Peter von Hess, an early 19th-century painter of battle pieces and genre scenes, received his first training from his father, Carl Ernst Christoph Hess. By the age of ten, Peter von Hess was a good draughtsman and at sixteen he enrolled at the Munich Academy but did not stay long there, preferring to work out his own style on the basis of studies from nature and the German Old Masters. He did his first genre paintings while still in the process of teaching himself.
Under the influence of Wilhelm Kobell and his own experiences in the Napoleonic Wars in France in 1813-15, Peter von Hess painted his first battle pieces. In 1818 von Hess spent some time in Italy, painting landscapes and genre pictures with Italian subject matter. During the 1920s the influence of Wilhelm von Kobell and Albrecht Adam on Hess's work diminished as recognition came.

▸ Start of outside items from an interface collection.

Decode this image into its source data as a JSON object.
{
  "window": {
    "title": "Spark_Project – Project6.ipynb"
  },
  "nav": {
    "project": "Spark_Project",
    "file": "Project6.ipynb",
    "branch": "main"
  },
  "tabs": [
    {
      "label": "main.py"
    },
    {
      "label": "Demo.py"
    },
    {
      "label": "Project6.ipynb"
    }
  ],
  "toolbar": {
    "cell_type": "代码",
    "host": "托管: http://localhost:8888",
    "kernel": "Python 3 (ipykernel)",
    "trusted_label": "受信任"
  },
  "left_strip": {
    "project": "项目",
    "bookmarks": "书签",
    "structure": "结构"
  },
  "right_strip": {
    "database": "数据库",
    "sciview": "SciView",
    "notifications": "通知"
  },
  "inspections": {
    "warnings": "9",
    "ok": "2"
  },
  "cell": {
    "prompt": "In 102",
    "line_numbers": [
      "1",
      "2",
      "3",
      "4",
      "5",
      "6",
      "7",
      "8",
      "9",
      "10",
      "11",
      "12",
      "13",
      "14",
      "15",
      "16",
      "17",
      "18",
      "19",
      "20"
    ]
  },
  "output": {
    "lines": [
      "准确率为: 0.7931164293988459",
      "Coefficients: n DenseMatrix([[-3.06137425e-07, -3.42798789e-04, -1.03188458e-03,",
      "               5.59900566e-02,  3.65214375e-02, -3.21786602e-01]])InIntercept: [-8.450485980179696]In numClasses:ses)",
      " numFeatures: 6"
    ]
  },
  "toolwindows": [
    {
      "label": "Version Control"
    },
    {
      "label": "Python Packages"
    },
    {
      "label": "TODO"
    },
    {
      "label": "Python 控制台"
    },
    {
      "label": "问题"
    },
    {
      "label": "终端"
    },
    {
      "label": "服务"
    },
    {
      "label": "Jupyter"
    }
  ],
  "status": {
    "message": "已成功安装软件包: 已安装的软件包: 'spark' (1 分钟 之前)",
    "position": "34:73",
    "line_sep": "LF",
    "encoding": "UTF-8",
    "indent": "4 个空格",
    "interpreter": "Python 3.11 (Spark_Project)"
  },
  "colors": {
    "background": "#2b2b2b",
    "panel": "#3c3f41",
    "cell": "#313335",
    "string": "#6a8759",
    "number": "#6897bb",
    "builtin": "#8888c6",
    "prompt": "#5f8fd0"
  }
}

In 1933 Peter von Hess accompanied Otto I to Greece when the Wittelsbach prince became the first king of that country. After travelling to Greece, Peter von Hess produced several history paintings. Internationally acclaimed by now, von Hess was officially commissioned to execute battle pieces in Russia.
Peter von Hess was, alongside Wilhelm von Kobell and Albrecht Adam, one of the most important painters of battle pieces in Munich during the first half of the 19th century. Colour is of paramount importance in von Hess's work; he handles it like the Old Masters, crisply and with the sparing precision of a miniature painter. His objectivity and acute powers of observation place Peter von Hess at a far remove from Neo-Classicism.
Equally versatile in such only apparently contradictory genres as the battle piece and the classic genre painting, Peter von Hess was one of the founding fathers of genre painting in Munich.